### WHAT IS REQUIRED
Give only the number of lines in the records below that contain the word "bord".

Component data from apps and pages
——
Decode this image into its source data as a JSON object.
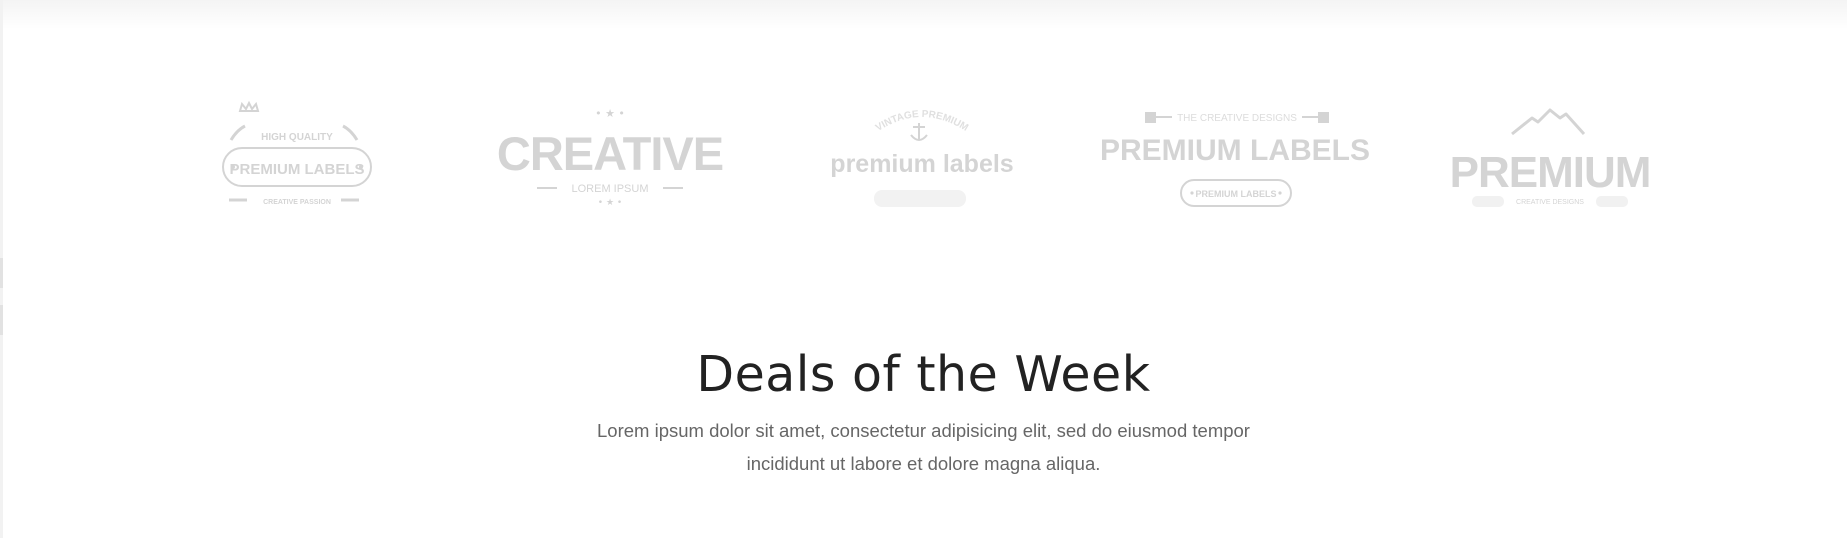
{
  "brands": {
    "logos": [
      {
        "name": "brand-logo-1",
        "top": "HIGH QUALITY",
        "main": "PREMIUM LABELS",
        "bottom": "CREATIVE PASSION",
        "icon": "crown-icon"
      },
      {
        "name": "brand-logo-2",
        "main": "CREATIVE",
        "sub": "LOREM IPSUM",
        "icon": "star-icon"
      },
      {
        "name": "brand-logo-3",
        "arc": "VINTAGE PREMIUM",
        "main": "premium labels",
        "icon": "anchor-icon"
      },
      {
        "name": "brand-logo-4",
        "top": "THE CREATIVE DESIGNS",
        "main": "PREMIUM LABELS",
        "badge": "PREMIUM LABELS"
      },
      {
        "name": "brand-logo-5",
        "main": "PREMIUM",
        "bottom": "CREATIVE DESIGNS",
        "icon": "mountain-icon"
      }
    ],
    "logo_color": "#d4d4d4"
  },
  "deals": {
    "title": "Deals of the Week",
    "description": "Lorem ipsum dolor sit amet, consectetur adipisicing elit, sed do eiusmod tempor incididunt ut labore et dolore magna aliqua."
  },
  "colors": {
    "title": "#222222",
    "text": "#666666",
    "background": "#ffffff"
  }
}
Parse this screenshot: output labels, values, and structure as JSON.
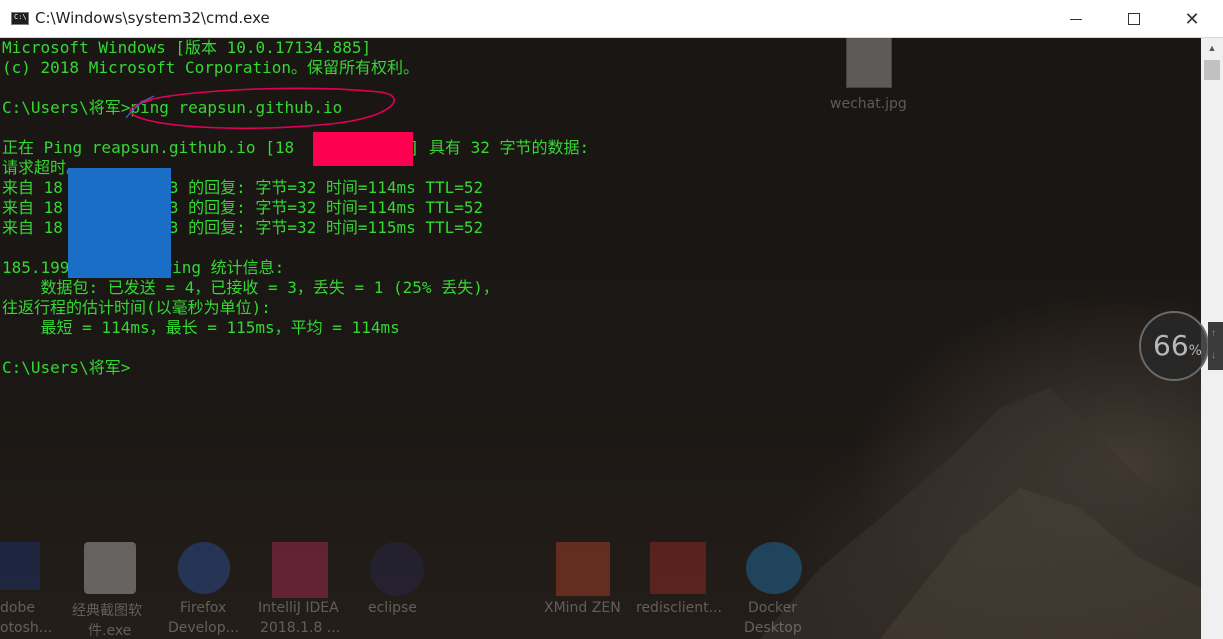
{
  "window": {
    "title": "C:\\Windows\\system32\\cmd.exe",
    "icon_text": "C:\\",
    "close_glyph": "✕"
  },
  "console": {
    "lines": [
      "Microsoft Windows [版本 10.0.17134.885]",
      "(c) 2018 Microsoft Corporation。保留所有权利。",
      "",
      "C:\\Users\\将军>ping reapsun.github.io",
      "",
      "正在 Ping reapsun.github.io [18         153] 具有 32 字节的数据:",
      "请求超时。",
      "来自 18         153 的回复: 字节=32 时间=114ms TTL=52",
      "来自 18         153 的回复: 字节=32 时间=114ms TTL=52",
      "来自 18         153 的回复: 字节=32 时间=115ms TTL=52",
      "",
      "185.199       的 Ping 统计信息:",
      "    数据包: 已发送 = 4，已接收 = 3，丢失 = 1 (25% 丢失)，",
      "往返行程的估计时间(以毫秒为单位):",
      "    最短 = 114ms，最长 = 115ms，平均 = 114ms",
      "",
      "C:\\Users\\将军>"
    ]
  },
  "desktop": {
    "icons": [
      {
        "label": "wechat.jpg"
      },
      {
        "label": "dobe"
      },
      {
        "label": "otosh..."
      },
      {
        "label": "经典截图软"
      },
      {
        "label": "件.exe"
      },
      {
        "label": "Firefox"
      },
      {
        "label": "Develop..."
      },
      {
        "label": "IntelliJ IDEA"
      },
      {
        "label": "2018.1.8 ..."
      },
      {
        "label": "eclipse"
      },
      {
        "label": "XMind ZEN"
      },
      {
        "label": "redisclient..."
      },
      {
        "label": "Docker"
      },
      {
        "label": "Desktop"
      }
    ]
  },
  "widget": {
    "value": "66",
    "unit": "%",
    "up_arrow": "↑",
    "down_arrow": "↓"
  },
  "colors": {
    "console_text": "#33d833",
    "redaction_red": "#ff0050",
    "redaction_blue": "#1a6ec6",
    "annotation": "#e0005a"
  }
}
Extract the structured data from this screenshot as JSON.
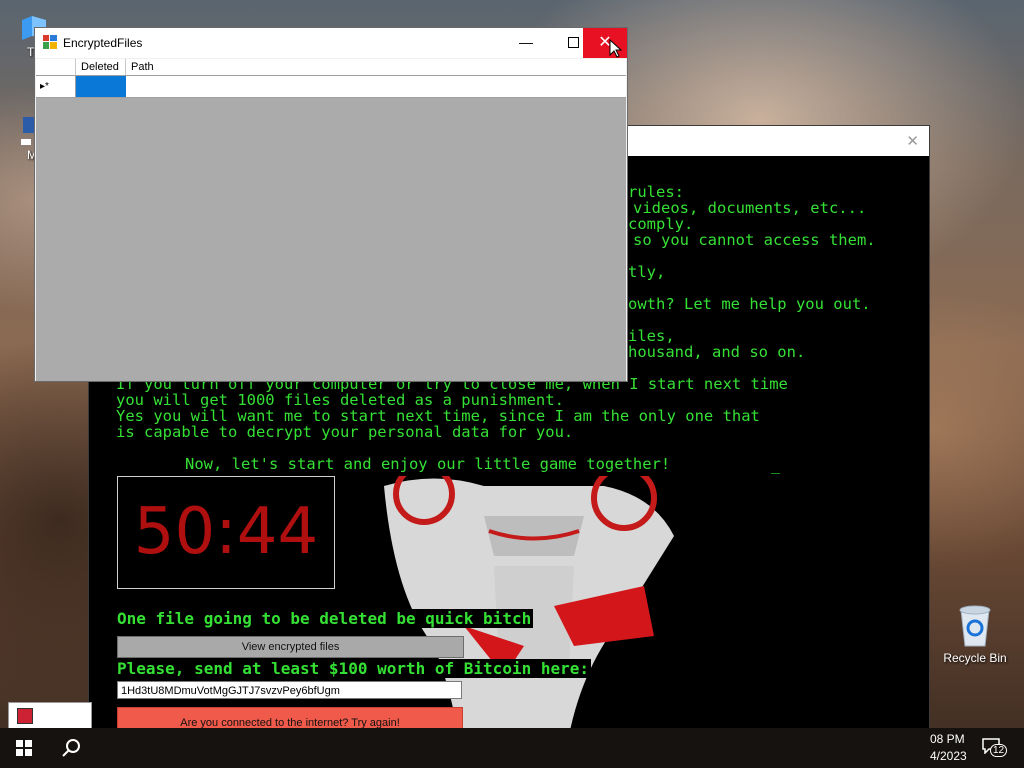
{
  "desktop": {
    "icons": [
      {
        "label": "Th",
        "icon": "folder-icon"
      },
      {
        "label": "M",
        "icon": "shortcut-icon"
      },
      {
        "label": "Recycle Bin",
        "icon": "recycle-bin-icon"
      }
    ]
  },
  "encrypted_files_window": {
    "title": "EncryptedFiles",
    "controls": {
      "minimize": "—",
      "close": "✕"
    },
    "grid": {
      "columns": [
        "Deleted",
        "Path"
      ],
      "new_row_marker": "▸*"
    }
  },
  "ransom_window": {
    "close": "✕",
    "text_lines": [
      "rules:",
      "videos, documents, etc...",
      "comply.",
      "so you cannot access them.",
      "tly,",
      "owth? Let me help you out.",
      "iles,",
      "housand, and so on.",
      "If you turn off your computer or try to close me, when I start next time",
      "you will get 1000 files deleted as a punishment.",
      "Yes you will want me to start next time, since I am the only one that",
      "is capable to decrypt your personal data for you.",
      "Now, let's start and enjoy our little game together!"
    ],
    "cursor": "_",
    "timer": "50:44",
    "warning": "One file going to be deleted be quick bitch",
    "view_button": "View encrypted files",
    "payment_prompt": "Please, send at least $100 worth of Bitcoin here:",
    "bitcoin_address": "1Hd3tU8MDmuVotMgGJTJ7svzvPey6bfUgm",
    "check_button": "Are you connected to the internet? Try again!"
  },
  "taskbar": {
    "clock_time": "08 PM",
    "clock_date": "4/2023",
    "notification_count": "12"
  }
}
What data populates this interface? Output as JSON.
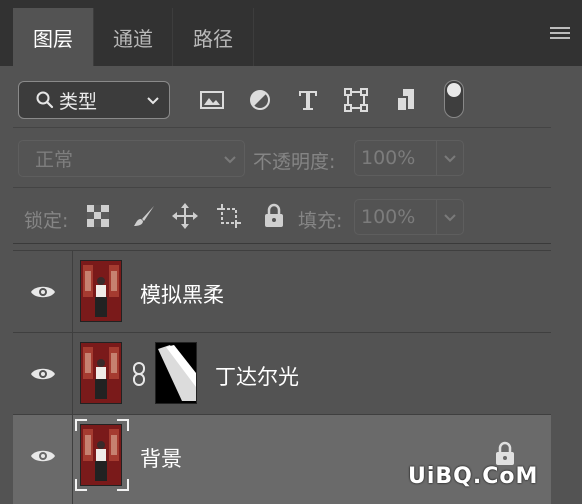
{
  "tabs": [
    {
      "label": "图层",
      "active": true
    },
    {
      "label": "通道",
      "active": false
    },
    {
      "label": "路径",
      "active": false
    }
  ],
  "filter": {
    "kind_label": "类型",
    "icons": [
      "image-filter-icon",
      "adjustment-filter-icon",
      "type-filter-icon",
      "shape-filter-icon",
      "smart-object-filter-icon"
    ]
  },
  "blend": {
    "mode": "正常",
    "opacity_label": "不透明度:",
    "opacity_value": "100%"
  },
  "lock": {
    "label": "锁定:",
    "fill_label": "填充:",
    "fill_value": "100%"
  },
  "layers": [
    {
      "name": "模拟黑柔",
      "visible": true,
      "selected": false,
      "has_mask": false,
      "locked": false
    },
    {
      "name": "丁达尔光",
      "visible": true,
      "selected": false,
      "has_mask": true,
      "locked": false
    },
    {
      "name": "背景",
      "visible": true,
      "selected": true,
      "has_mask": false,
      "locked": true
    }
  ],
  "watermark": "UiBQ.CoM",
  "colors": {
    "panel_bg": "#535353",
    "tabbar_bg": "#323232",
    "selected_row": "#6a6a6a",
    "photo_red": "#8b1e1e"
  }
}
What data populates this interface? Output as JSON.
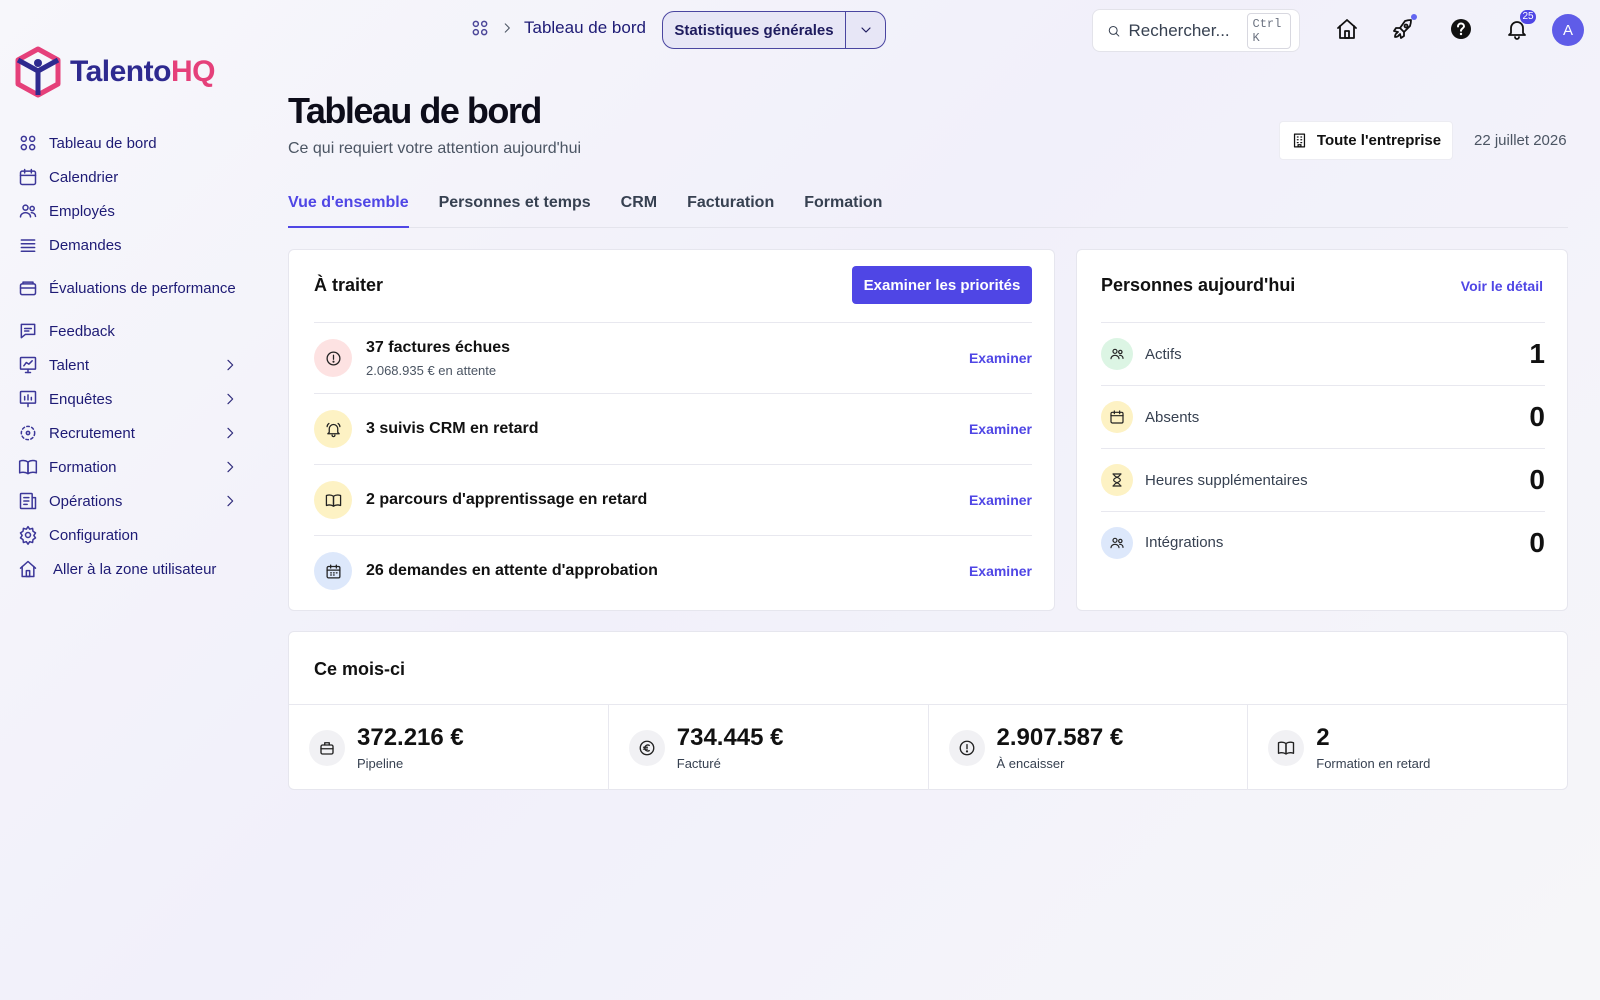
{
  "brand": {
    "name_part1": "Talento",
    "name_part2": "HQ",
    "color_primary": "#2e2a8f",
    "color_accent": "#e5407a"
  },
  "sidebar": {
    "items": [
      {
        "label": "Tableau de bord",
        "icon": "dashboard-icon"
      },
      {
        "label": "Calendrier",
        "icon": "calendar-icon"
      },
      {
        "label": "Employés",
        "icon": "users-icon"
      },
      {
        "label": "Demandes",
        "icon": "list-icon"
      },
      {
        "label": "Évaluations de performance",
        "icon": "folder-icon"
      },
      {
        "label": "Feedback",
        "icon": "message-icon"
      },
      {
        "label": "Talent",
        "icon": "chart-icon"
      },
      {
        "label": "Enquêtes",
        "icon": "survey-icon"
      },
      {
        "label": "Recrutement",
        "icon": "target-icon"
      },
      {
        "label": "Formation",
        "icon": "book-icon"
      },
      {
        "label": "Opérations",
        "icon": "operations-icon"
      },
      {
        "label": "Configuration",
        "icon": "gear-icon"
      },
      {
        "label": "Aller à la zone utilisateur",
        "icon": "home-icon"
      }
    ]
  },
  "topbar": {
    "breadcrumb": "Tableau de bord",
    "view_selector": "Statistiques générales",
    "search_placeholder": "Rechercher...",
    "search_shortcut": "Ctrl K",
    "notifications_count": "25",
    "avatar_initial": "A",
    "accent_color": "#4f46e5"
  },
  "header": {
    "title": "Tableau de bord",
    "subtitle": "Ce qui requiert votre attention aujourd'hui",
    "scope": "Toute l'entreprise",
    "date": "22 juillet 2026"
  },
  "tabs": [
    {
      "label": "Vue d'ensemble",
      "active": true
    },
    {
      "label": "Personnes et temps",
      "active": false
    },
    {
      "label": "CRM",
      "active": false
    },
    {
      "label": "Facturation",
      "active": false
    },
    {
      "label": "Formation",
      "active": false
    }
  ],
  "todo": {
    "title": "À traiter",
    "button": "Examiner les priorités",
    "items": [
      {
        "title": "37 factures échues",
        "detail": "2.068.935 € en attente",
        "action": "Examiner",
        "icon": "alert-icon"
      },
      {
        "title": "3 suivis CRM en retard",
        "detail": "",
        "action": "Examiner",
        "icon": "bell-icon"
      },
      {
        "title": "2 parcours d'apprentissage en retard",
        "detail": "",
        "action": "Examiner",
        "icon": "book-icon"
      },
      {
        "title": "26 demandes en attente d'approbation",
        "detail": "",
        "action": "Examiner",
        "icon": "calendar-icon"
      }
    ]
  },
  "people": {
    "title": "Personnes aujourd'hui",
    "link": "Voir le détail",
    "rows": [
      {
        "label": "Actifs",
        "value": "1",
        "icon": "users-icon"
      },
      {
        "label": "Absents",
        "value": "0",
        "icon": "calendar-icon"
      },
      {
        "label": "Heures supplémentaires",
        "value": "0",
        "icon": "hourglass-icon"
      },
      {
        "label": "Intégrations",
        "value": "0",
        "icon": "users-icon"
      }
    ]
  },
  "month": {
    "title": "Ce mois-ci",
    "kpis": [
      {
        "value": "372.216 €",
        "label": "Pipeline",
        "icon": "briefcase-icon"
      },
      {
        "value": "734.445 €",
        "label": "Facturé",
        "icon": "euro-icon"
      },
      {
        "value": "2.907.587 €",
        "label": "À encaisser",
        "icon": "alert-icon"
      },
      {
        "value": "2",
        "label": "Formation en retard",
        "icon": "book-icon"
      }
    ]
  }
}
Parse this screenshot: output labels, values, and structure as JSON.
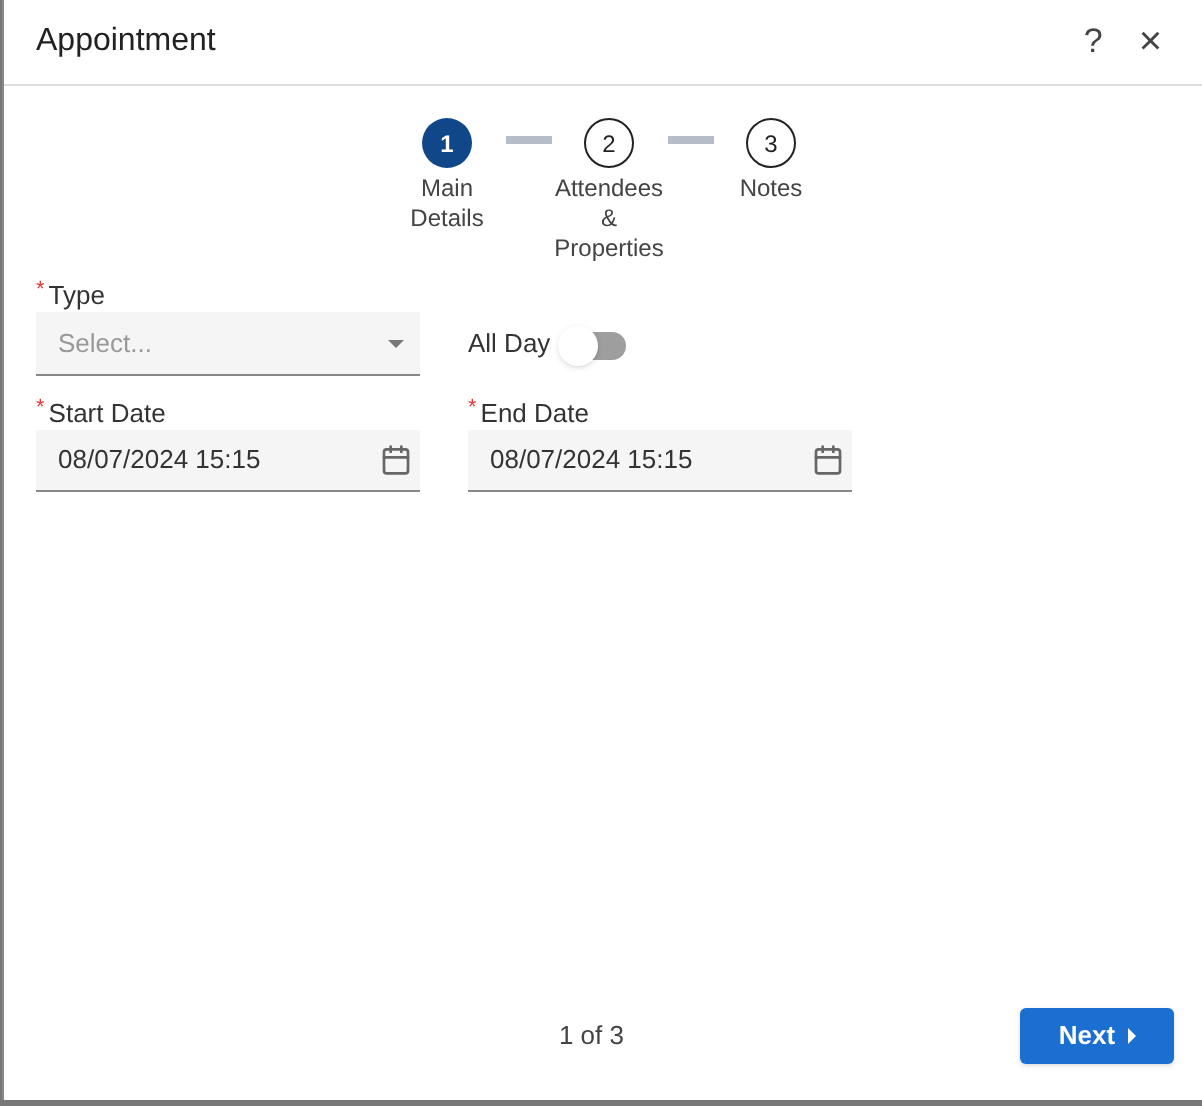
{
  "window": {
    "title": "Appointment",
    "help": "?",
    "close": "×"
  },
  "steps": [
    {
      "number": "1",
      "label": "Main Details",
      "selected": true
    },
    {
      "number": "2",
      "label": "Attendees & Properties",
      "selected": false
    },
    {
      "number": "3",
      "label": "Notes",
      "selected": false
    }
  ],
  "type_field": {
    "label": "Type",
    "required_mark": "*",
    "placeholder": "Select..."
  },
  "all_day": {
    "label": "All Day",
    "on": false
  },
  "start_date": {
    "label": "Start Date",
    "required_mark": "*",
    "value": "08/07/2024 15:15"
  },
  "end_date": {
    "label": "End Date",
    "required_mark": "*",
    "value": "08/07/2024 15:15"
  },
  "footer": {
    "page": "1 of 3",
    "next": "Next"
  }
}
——
### FINISHED TASK
3